“Spring is when you feel like whistling, even with a shoe full of slush” — Doug Larson
What a winter! The Northeast buried under snow, the Northwest sopping up water by the bucketsful, isn’t it about time for spring to have sprung? Time to blow the dust off the road atlas, to drag the campground directory out of the drawer. It’s time to hit the road!
But hang on! It’s also time to wake up that sleeper in the backyard-your RV needs to be brought back to life. Here are system-by-system tips for readying your rig for road running.
Liven up the ‘lectrics
If you took the batteries out for off-rig storage, it’s time to put them back in place. Make sure the posts and battery cable clamps are clean and free of crud. Check and charge those little volt-boxes.
Take a good look at the shore power plug: Are those prongs bright and shiny, or do they need a touching up with a bit of steel wool? Ready? Plug in the shore power. Now take a test monitor (get one at your neighborhood hardware store) to ensure that your outlets are “hot” and show the correct polarity. While you’re at it, use the test button on the GFI circuit to ensure it’s working properly.
Check all your lights and appliances for operation.
Got a generator? Check the oil level (and if you need to, change the oil). Fire up the generator and run it for an hour with a load on—think air conditioner, you want a good, heavy load.
Poke at the Plumbing
If you used RV antifreeze to keep your pipes from freezing, time to clear it out. Hook up your fresh water hose to “city water” and run all taps (including the shower) until all the “pink” is gone.
If you’re concerned about your fresh water tank’s freshness, pump it full, adding a 1?4-cup of household bleach for each 15 gal- lons of capacity (not as the last thought, but perhaps in the middle of the process so the bleach mixes well). Turn off the city water, turn on the pump, and run more water until you smell bleach at all taps. Wait a couple of hours; drain the tank. Refill the tank with fresh water, then run the taps until you smell bleach no more. While you’re at this, check all plumbing connections for leaks.
Did you set the bypass on the water heater? Change it back, close the drain plug, and fill it with fresh water, too.
Scrutinize the Safeties
Install fresh batteries in all safety alarms—smoke detectors, carbon monoxide detector, and (if equipped with batteries) LP leak detectors. Use the test button to check all of them out. Since carbon monoxide detectors are “perishable,” look at the expiration date and REPLACE it if required.
Check to make sure you can unlatch and open emergency exit windows.
Check all fire extinguishers. If you have the dry powder type, take them off their brackets, turn them upside down, and give them several good thumps on the bottom with something like a screwdriver handle. You should be able to hear the powder move around inside the unit as you turn it over. If not, have it serviced or replaced.
Get on with the Gas
Top off the LP tanks, and open the tank (or cylinder) valves as needed. Use soapy water solution (or an electronic equivalent) to check for leaks throughout the system. Please don’t do what my friend John does—the old check each connection with a lit match. Some day I’ll be attending his memorial over this approach.
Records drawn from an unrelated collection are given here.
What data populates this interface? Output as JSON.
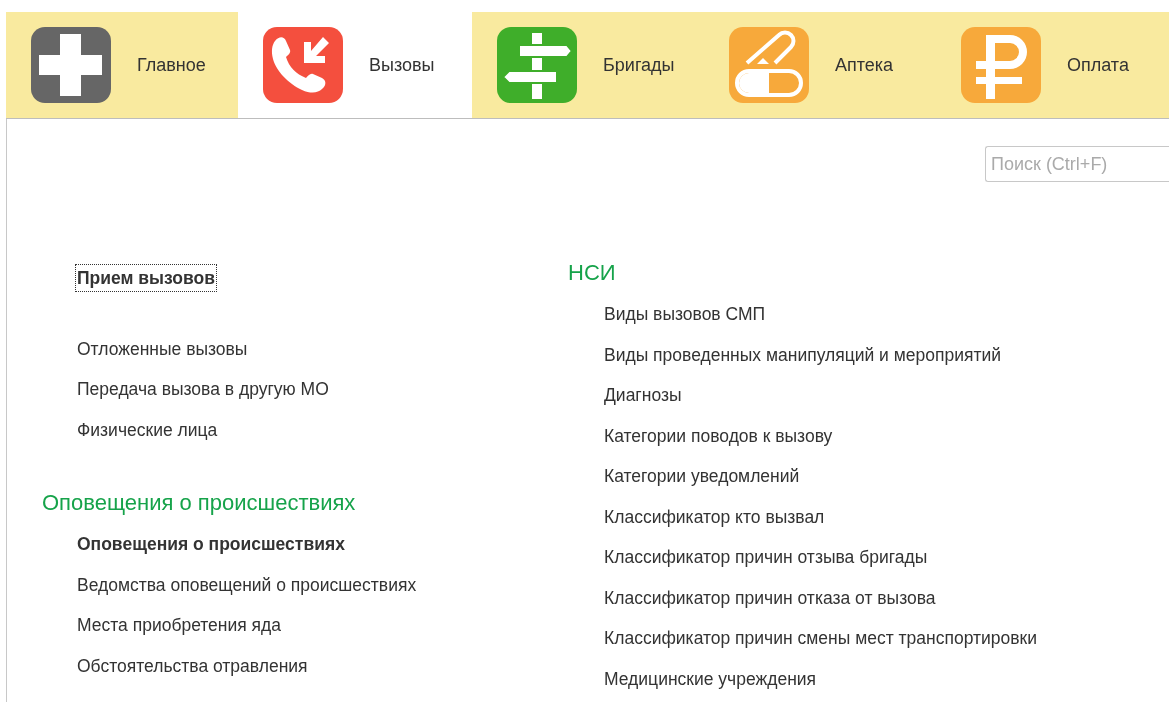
{
  "tabs": [
    {
      "label": "Главное",
      "selected": false
    },
    {
      "label": "Вызовы",
      "selected": true
    },
    {
      "label": "Бригады",
      "selected": false
    },
    {
      "label": "Аптека",
      "selected": false
    },
    {
      "label": "Оплата",
      "selected": false
    }
  ],
  "search": {
    "placeholder": "Поиск (Ctrl+F)"
  },
  "left_column": [
    {
      "items": [
        {
          "label": "Прием вызовов",
          "bold": true,
          "focused": true
        }
      ]
    },
    {
      "items": [
        {
          "label": "Отложенные вызовы",
          "bold": false,
          "focused": false
        },
        {
          "label": "Передача вызова в другую МО",
          "bold": false,
          "focused": false
        },
        {
          "label": "Физические лица",
          "bold": false,
          "focused": false
        }
      ]
    },
    {
      "heading": "Оповещения о происшествиях",
      "items": [
        {
          "label": "Оповещения о происшествиях",
          "bold": true,
          "focused": false
        },
        {
          "label": "Ведомства оповещений о происшествиях",
          "bold": false,
          "focused": false
        },
        {
          "label": "Места приобретения яда",
          "bold": false,
          "focused": false
        },
        {
          "label": "Обстоятельства отравления",
          "bold": false,
          "focused": false
        }
      ]
    }
  ],
  "right_column": [
    {
      "heading": "НСИ",
      "items": [
        {
          "label": "Виды вызовов СМП",
          "bold": false,
          "focused": false
        },
        {
          "label": "Виды проведенных манипуляций и мероприятий",
          "bold": false,
          "focused": false
        },
        {
          "label": "Диагнозы",
          "bold": false,
          "focused": false
        },
        {
          "label": "Категории поводов к вызову",
          "bold": false,
          "focused": false
        },
        {
          "label": "Категории уведомлений",
          "bold": false,
          "focused": false
        },
        {
          "label": "Классификатор кто вызвал",
          "bold": false,
          "focused": false
        },
        {
          "label": "Классификатор причин отзыва бригады",
          "bold": false,
          "focused": false
        },
        {
          "label": "Классификатор причин отказа от вызова",
          "bold": false,
          "focused": false
        },
        {
          "label": "Классификатор причин смены мест транспортировки",
          "bold": false,
          "focused": false
        },
        {
          "label": "Медицинские учреждения",
          "bold": false,
          "focused": false
        }
      ]
    }
  ]
}
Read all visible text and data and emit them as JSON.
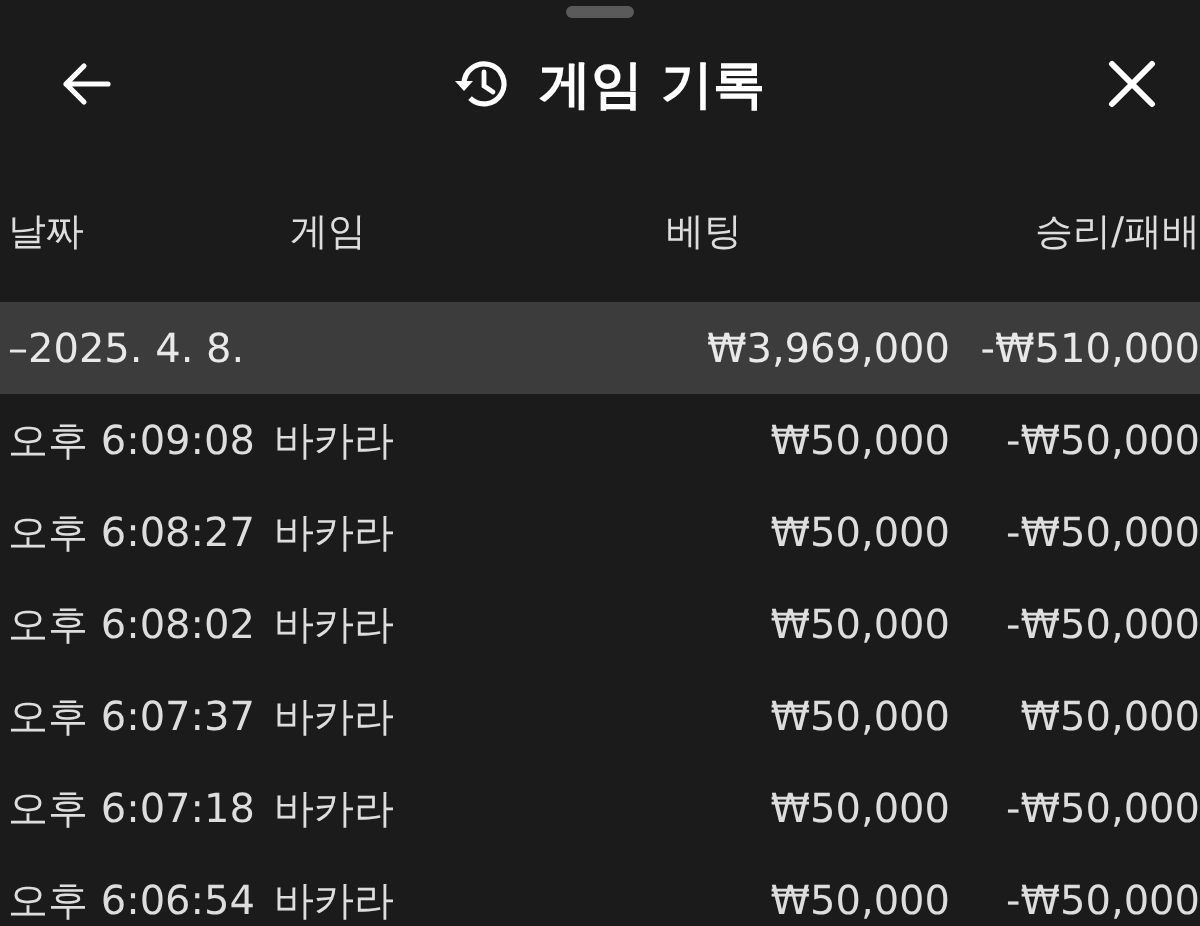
{
  "header": {
    "title": "게임 기록"
  },
  "table": {
    "columns": [
      "날짜",
      "게임",
      "베팅",
      "승리/패배"
    ],
    "group": {
      "date": "–2025. 4. 8.",
      "bet": "₩3,969,000",
      "result": "-₩510,000"
    },
    "rows": [
      {
        "time": "오후 6:09:08",
        "game": "바카라",
        "bet": "₩50,000",
        "result": "-₩50,000"
      },
      {
        "time": "오후 6:08:27",
        "game": "바카라",
        "bet": "₩50,000",
        "result": "-₩50,000"
      },
      {
        "time": "오후 6:08:02",
        "game": "바카라",
        "bet": "₩50,000",
        "result": "-₩50,000"
      },
      {
        "time": "오후 6:07:37",
        "game": "바카라",
        "bet": "₩50,000",
        "result": "₩50,000"
      },
      {
        "time": "오후 6:07:18",
        "game": "바카라",
        "bet": "₩50,000",
        "result": "-₩50,000"
      },
      {
        "time": "오후 6:06:54",
        "game": "바카라",
        "bet": "₩50,000",
        "result": "-₩50,000"
      }
    ]
  }
}
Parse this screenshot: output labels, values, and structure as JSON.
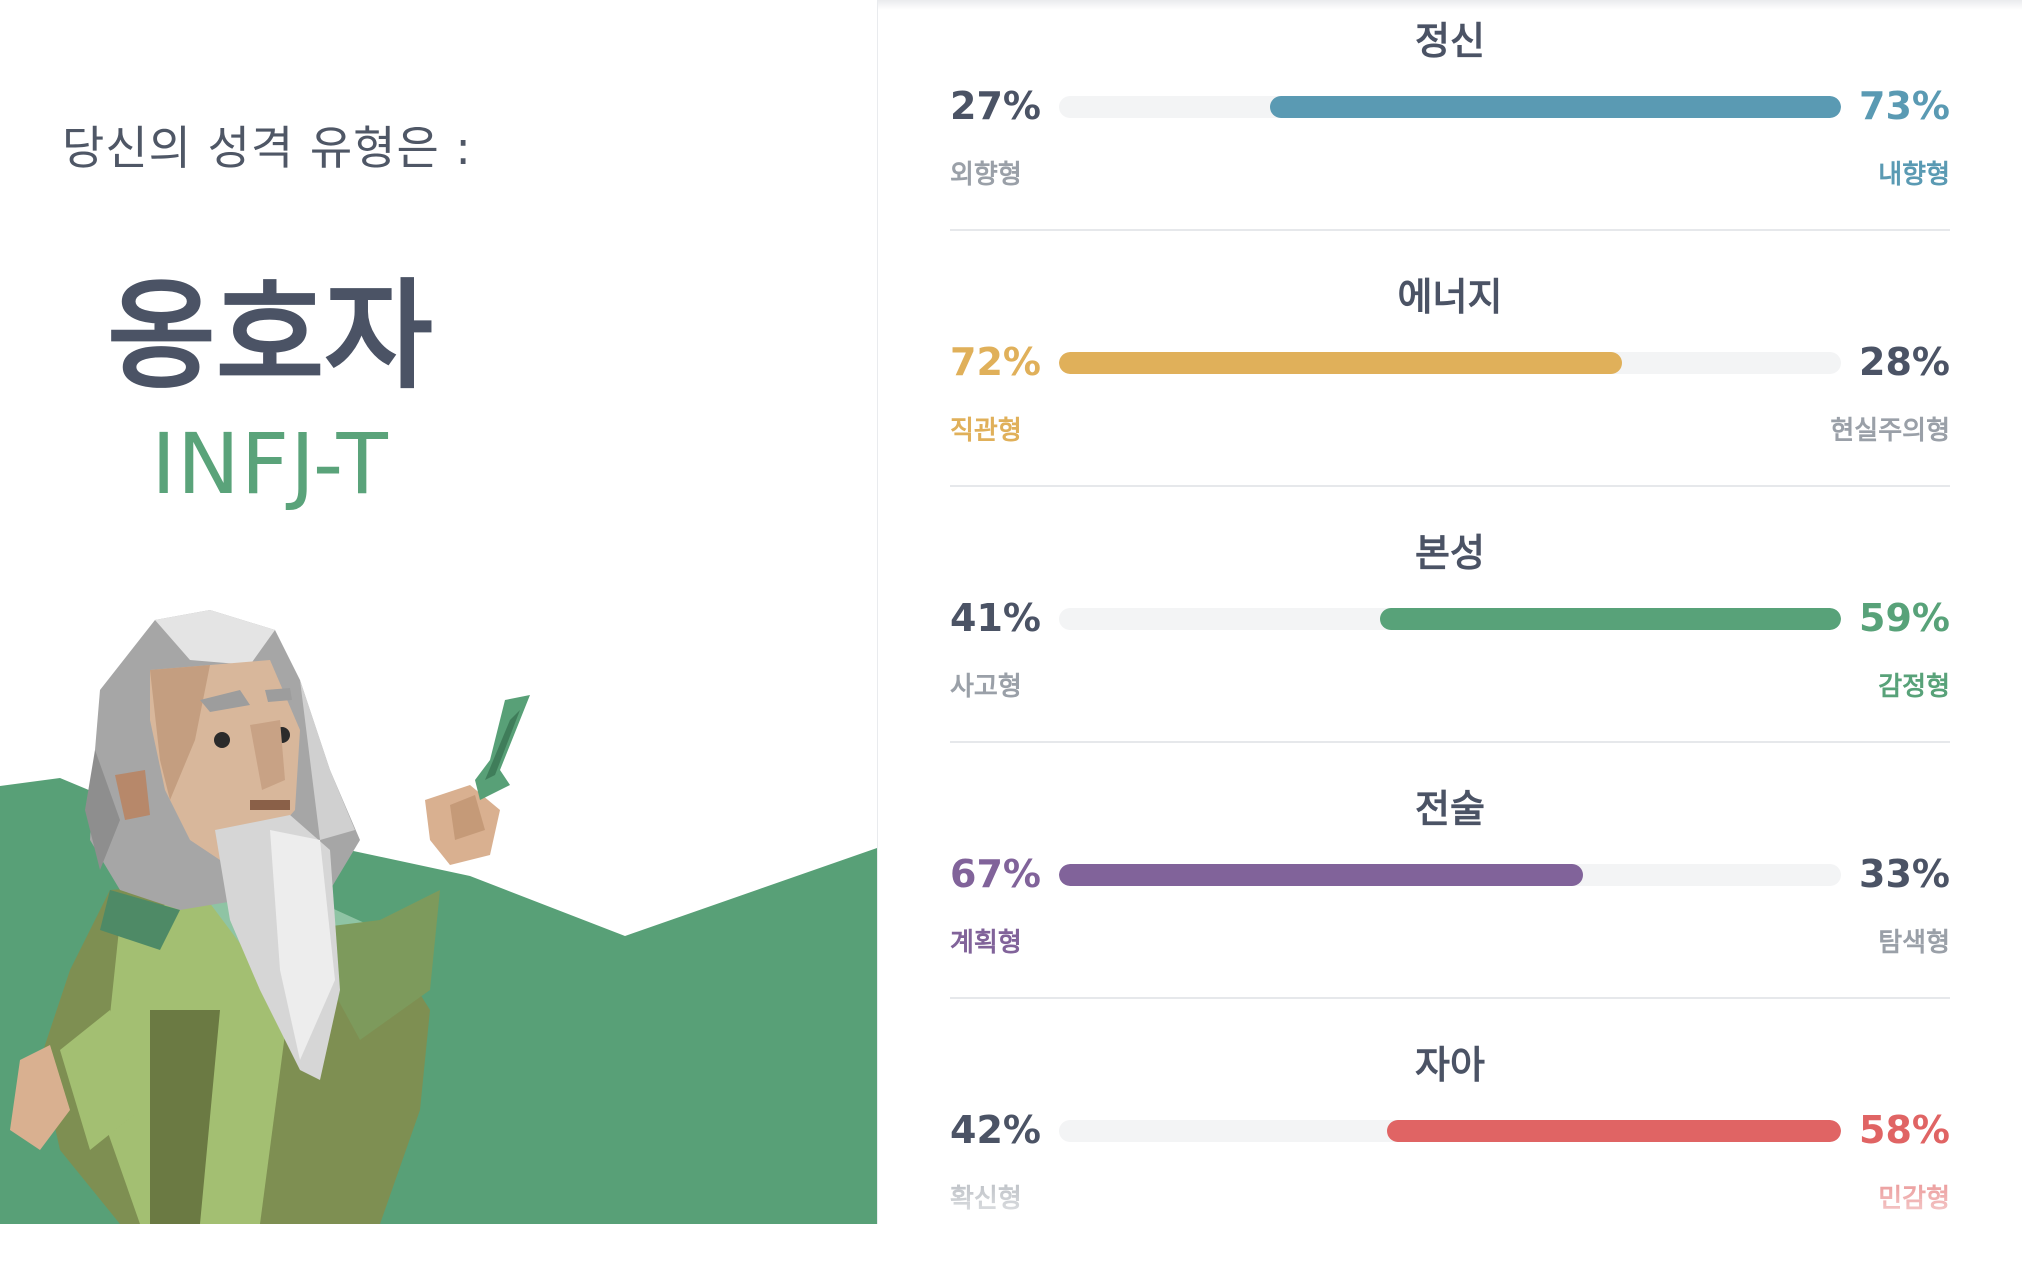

No leaks found? NOW you can safely light the stove burners and oven to test operation. Follow up by testing any other gas users, including the furnace, water heater and refrigerator. The flame on the stove should be blue, with only a slight yellow tipping, and burn steady.
Monkey with the Miscellaneous
It’s also a good time to handle other minor items that can become irritating if they don’t work right on the road. Crank open and close the windows and roof vents. Give a shot of the appropriate lubricant to cabinet and door hinges, and door hardware. How’s the system’s monitoring panel working? Does the TV antenna raise and lower correctly—without an annoying hitch or jam?
It’s also a good time to check for weather-tightness. Open all the cabinets and inspect for any signs of inappropriate moisture. This means upper ones that could show a roof leak, and lower ones that could show signs of seal leakage. Check around windows, too.
Roll the slides in and out—do they bind, or operate smoothly? How about the steps?
Challenge the Chassis
Got lots of gumption? Does the rig need an overall wash and wax? Pull out the ladder and do a thorough roof inspection. Make sure the seams are all sealed and no caulk is cracking or loosening.
Roll out the awning—is the hardware working smoothly? Is the awning clean and in good repair?
Check the tires: This includes proper inflation, a good eyeballing for any sign of damage or cracking, and a look at the date codes. If the tires are older than seven years, many tire professionals recommend that dreadful word—replacement. Good time to drag out the torque wrench and verify lug nut security.
Working on a motorhome? Check all engine liquid levels before firing the engine. Take a look at the air cleaner. With the engine running, how are the automatic levelers working?
With your bases covered, and any required repair work accomplished, you’re ready to roll—just as soon as the snow plows come through or the salmon stop swimming across the road!